(Page and application data records)
↓
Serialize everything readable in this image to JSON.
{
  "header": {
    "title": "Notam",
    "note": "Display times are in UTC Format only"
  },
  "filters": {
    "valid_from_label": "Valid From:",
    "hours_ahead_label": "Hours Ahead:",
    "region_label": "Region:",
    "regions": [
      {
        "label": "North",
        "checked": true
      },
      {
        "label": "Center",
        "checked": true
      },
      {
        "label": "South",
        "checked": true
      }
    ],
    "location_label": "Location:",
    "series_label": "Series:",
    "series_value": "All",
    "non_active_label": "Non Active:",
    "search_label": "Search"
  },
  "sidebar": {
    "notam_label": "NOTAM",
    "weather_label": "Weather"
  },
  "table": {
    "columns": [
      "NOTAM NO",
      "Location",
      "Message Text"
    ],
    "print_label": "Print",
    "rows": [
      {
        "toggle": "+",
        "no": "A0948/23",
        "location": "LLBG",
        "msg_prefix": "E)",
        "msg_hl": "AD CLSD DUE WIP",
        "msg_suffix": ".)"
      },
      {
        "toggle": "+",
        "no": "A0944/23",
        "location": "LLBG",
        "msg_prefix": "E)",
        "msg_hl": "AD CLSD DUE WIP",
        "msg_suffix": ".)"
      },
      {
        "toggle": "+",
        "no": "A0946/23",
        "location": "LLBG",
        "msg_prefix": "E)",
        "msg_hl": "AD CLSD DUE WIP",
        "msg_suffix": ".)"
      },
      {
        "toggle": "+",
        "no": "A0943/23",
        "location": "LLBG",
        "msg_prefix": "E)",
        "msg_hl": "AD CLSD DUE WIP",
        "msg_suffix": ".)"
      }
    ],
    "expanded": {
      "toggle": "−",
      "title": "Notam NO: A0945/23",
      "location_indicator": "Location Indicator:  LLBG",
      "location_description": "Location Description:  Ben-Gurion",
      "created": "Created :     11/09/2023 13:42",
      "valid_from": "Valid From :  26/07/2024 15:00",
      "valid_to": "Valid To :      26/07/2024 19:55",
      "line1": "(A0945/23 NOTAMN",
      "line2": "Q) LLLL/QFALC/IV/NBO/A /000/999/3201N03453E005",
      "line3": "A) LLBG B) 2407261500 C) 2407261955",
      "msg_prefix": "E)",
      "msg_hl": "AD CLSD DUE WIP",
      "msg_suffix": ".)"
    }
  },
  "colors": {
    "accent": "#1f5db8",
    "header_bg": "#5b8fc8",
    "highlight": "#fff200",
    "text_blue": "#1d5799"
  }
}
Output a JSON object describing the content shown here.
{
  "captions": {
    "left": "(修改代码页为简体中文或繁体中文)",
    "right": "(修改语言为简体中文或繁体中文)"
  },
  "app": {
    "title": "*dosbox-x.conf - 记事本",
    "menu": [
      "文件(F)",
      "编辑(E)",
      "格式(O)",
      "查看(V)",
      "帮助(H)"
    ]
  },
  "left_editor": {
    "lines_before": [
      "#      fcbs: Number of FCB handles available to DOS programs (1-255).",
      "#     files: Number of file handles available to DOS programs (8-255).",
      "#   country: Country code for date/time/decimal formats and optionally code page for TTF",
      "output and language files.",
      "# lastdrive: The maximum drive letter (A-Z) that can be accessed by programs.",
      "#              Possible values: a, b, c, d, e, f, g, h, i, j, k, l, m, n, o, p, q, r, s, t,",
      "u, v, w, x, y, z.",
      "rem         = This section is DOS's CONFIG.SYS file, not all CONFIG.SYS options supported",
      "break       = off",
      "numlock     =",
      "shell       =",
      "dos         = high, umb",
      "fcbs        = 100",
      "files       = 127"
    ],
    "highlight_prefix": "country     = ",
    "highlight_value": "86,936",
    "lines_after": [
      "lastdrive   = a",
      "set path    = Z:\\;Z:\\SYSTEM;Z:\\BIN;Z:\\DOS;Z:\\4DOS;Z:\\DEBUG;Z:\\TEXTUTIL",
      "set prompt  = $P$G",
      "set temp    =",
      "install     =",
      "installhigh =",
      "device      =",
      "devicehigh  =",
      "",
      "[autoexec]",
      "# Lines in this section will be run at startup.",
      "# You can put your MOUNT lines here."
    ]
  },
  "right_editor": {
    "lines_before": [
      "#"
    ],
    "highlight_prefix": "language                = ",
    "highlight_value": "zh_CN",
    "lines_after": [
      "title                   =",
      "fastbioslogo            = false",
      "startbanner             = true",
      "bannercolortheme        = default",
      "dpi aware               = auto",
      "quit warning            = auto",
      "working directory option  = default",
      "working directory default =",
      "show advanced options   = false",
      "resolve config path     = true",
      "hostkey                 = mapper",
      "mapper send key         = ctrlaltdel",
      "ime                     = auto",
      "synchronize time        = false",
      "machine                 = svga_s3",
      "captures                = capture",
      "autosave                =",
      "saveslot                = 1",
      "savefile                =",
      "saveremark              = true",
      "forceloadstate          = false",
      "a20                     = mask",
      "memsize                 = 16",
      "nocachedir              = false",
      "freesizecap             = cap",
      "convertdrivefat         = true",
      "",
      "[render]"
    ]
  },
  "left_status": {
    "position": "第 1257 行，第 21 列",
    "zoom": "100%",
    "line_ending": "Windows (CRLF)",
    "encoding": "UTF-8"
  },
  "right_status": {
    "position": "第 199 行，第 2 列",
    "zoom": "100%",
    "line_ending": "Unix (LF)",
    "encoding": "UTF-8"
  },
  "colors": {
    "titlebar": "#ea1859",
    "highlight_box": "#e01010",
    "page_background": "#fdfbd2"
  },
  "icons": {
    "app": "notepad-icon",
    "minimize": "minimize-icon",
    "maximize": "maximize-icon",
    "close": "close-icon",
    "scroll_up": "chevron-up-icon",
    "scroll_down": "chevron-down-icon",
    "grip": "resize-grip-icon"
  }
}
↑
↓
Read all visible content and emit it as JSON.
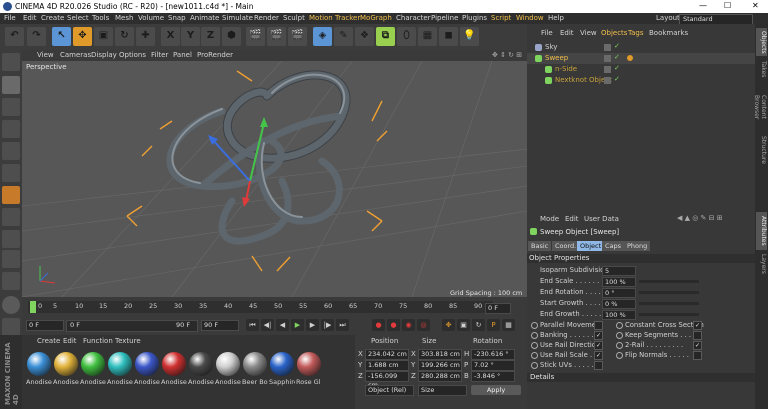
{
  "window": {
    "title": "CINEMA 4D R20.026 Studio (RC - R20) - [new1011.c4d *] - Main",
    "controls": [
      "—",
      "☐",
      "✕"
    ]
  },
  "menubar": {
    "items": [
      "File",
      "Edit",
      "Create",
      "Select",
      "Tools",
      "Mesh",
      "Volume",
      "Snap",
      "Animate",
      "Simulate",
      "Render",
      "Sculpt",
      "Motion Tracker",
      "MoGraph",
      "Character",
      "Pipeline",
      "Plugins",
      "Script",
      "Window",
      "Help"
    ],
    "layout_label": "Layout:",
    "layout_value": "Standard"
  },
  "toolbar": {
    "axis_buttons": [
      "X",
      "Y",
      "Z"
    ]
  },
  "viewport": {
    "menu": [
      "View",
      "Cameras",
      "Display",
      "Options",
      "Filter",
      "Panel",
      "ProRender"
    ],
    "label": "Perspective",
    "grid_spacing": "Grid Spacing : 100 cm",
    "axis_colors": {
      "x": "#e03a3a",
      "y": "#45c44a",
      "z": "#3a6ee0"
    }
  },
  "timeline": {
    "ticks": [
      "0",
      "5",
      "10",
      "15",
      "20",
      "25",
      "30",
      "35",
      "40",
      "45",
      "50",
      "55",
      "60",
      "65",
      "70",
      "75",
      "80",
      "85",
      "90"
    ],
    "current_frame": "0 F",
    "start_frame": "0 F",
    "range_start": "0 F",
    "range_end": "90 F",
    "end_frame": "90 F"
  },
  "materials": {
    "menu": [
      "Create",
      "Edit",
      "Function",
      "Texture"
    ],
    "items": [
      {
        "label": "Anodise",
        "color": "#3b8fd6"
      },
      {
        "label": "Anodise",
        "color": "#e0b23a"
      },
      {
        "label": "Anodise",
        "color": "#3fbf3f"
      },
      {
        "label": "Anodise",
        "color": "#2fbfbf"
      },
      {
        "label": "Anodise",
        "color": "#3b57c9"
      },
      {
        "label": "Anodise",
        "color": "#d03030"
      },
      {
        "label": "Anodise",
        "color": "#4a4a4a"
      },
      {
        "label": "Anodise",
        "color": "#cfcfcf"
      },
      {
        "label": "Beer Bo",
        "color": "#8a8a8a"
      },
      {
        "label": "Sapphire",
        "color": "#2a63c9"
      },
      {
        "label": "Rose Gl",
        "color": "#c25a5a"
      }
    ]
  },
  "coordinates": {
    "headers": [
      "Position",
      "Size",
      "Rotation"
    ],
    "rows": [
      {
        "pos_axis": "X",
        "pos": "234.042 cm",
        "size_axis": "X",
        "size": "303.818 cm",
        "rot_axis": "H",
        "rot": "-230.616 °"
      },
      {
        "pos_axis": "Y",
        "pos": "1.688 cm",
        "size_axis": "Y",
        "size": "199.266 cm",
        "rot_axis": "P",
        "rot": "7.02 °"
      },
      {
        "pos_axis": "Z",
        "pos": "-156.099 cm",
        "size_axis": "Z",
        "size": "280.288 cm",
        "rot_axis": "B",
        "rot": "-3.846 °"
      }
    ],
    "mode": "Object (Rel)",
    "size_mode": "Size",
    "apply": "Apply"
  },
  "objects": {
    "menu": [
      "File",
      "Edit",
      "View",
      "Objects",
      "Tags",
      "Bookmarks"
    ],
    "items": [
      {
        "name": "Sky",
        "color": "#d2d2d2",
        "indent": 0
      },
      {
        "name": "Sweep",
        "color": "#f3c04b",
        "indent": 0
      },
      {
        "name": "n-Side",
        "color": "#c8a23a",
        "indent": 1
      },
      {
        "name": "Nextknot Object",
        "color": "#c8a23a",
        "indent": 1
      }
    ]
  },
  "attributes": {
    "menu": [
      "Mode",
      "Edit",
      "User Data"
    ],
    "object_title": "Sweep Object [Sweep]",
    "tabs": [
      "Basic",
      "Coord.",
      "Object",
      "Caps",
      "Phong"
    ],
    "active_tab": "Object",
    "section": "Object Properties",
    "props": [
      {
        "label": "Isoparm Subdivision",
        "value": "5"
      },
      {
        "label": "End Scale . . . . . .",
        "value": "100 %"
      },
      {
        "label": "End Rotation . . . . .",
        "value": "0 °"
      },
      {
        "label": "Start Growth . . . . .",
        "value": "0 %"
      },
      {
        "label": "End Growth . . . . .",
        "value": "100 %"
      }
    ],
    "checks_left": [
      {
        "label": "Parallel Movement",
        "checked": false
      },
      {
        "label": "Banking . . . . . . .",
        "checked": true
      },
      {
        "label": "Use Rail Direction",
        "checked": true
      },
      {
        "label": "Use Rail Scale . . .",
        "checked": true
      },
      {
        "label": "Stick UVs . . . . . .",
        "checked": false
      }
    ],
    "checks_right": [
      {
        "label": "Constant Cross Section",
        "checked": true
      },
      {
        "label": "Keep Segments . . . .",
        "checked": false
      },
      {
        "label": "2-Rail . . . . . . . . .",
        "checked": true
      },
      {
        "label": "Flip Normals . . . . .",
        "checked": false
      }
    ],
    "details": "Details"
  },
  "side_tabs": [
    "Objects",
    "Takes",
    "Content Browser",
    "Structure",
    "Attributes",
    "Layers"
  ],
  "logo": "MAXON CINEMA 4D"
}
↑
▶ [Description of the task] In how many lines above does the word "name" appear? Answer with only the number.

▶ [Your response] 4